Please find every line in the entries below that contains the string "data", and copy it.

**EXTRACTED RECORDS:**
***
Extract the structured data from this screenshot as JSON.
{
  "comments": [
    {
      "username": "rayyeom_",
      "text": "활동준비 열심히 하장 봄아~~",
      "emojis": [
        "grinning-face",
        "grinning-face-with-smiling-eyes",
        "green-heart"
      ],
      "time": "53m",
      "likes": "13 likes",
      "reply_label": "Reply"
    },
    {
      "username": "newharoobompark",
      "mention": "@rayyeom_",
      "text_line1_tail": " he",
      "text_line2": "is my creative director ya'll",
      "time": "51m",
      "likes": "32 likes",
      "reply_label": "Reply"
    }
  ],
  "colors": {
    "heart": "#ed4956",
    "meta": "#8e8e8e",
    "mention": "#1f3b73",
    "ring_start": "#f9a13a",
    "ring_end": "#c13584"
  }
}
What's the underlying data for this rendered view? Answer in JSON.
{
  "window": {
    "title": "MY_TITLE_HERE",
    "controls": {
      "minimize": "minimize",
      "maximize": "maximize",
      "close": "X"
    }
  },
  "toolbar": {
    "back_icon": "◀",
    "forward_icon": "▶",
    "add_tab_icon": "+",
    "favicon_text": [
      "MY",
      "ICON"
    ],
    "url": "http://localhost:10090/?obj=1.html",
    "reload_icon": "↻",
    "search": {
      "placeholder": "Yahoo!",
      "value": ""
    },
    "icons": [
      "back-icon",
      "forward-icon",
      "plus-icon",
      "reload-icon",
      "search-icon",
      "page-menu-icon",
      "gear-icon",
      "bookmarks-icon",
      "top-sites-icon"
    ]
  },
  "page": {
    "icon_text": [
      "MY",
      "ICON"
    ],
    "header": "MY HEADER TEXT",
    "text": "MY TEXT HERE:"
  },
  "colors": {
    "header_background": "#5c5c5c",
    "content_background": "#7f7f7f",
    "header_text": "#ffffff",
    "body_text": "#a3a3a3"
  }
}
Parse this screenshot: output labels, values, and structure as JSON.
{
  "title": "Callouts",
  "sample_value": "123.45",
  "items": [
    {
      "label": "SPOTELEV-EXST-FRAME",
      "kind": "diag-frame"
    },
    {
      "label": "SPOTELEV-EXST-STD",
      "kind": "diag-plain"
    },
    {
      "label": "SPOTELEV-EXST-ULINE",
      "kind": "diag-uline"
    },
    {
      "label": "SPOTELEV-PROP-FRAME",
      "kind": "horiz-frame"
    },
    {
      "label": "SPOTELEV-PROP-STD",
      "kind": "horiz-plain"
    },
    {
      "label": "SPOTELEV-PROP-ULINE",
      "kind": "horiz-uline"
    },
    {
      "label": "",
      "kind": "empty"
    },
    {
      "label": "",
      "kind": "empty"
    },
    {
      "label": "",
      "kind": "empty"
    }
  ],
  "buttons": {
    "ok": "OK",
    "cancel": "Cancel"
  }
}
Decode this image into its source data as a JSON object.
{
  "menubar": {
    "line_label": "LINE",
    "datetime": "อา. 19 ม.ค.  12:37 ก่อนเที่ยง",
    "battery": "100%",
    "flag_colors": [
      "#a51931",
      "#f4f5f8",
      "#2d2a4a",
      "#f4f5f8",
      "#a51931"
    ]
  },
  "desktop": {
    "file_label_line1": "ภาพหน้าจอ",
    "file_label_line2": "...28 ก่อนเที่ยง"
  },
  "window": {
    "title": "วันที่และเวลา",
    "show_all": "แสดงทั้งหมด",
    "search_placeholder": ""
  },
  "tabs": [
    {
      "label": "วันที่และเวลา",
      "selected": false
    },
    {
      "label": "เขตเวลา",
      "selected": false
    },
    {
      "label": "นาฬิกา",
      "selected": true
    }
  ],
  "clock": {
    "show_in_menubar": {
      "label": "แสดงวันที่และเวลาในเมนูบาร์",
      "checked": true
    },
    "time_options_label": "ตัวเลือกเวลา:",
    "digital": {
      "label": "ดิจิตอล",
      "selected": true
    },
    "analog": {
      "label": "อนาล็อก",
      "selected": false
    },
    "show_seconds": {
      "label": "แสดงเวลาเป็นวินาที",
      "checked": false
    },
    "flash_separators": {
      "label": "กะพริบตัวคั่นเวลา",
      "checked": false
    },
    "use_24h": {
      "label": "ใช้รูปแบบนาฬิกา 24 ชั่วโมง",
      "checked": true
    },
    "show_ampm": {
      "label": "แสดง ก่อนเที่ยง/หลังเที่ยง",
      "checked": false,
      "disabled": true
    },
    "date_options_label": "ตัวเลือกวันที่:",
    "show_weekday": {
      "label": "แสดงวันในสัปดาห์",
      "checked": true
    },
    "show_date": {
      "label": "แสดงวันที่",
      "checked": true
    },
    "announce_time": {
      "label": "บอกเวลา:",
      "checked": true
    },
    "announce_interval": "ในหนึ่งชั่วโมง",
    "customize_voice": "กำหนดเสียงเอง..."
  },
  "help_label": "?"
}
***
**TASK RESPONSE:**
Extract the structured data from this screenshot as JSON.
What's the underlying data for this rendered view? Answer in JSON.
Decode this image into its source data as a JSON object.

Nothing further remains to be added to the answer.